EPIC Marks Third Decade of Forest and Watershed Advocacy

EPIC Marks Third Decade of Forest and Watershed Advocacy

November 1, 2007

For more information, please contact: Scott Greacen, EPIC, 707-822-7711

On Friday, November 9th, the Environmental Protection Information Center (EPIC) will celebrate thirty years of working to protect the forests, watersheds, fish and wildlife of northwestern California.
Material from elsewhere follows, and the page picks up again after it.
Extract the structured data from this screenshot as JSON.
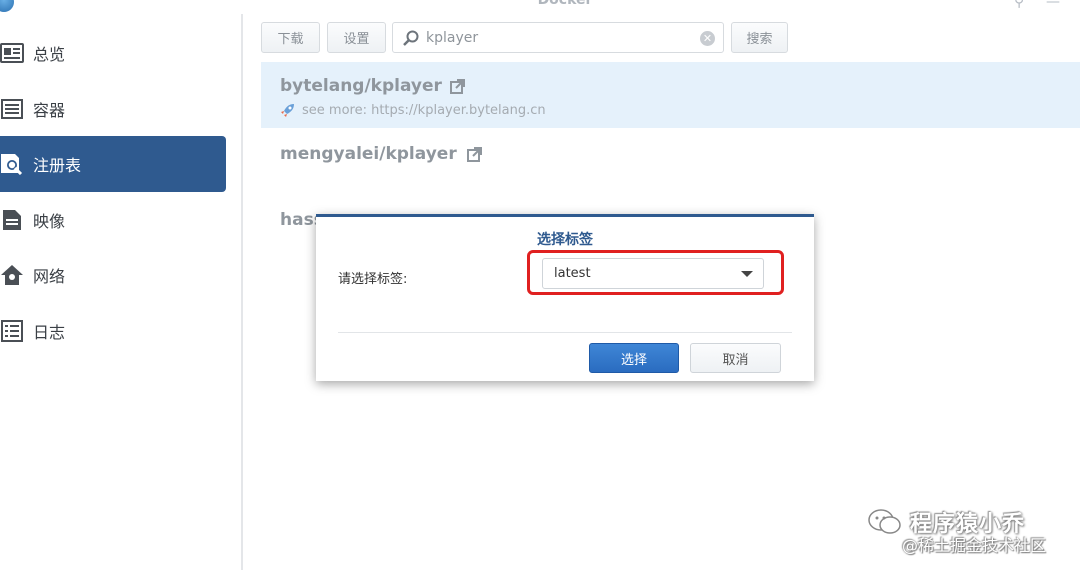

EPIC’s Annual Meeting and celebration, to be held at the Mateel Community Center in Redway, will feature a gourmet dinner prepared by Chef René Pineda of Garberville’s “House of B” and a dance with the funky Afro-Brazilian music of SambaDá. Recipients of this year’s Sempervirens award—presented annually to activists who have demonstrated lifelong commitment to environmental protection – will be EPIC founders and early activists Marylee Bytheriver, Ruthanne Cecil, and Robert “Woods” Sutherland.

As well, with new frontiers opening for regional environmental advocacy, EPIC’s board has named a new Executive Director to lead EPIC’s committed community. Scott Greacen has served as EPIC’s National Forest Program Coordinator since 2003. In his former role, Greacen has helped to redefine EPIC’s role in forest policy, both working to save old growth forests from the chainsaw, and also negotiating a groundbreaking agreement with community forestry advocates to promote ecologically beneficial thinning projects in the forests around Hayfork.

Greacen, 43, received his bachelor’s degree from Reed College, and his law degree, cum laude, from the noted Environmental Law program at Lewis and Clark College in Oregon. He lives with his wife, Greta, and two children in Bayside. “We’re very pleased that Scott has agreed to take on this key role at this critical time,” said Noah Levy, EPIC’s Board President. “Scott’s mastery of law and policy, his excellent relations with our allies, and his strong vision of EPIC’s future will help EPIC turn to meet new challenges.”

“EPIC has an incredible record of achievement, especially for such a small group,” Greacen said, “It’s truly an honor to be asked to serve the organization, and its community, in this larger capacity. There are challenging and exciting times ahead for the region, and EPIC is going to need to play key roles. We’re building a new team around our core strengths and strong principles, and we’re going to build out from our successes to help create lasting solutions.”

The Little Group that Could

“EPIC was formed to help citizens address threats like herbicide spraying, excessive logging, and damage to the clean air, clean water, ancient redwoods, and healthy ecological processes that are so central to our amazing corner of the continent. EPIC’s work helped to protect the King Range and Gilham Butte; the Sinkyone State Wilderness lands; key habitats for many imperiled species, including Headwaters Forest and other ancient redwoods; Humboldt Bay and the entire Eureka/Arcata area from the risks of a Liquified Natural Gas terminal. EPIC’s long track record of achievement is rooted in a unique blend of technical and scientific savvy and a gutsy, independent spirit. As one of very few groups willing and able to take on big timber corporations and recalcitrant agencies, EPIC has long been a state and national leader in efforts to reform the destructive impacts of industrial forest practices. EPIC has fought for responsible industrial forest practices and land-use policy, seeking sustainable futures for both natural and human communities.

EPIC’s legal actions have set important precedents in both California and federal law, and have resulted in key regulatory changes. EPIC litigation in 1983-85 established the requirement for state agencies to consider “cumulative impacts” in evaluating Timber Harvest Plans (THPs). The requirement for surveys of imperiled wildlife was instituted as a result of EPIC litigation in the mid-1990s.

A New Era for Northwest California?

After nearly a generation of stalwart resistance to Maxxam’s looting of Pacific Lumber and the forests and watersheds on its lands, EPIC is committed to releasing that strangle-hold by Maxxam. As Pacific Lumber winds its way through bankruptcy, EPIC is working as part of the Official Committee of Unsecured Creditors to see Pacific Lumber forest lands thrive under more conservation-minded ownership. As a member of the creditors’ committee, EPIC works to help secure the interests of all creditors — a position EPIC views as entirely consistent with our long advocacy of sustainable operations for PL.

And new challenges beckon. Climate change brings a fresh urgency to efforts to maintain functional ecological systems and viable populations of rare species. With the largest concentration of wild country and free-flowing rivers on the West Coast, northern California’s environmental treasures form a critically important safe harbor for species that are now found nowhere else. This region is poised to serve as an Ark that can help to carry many species into the future – if we take smart, effective action to protect the vessel now. With a program that looks at land and water, including public and industrial forests across the region, and a history of leveraging litigation into substantial environmental protection, EPIC is poised to help lead the region into a more promising future.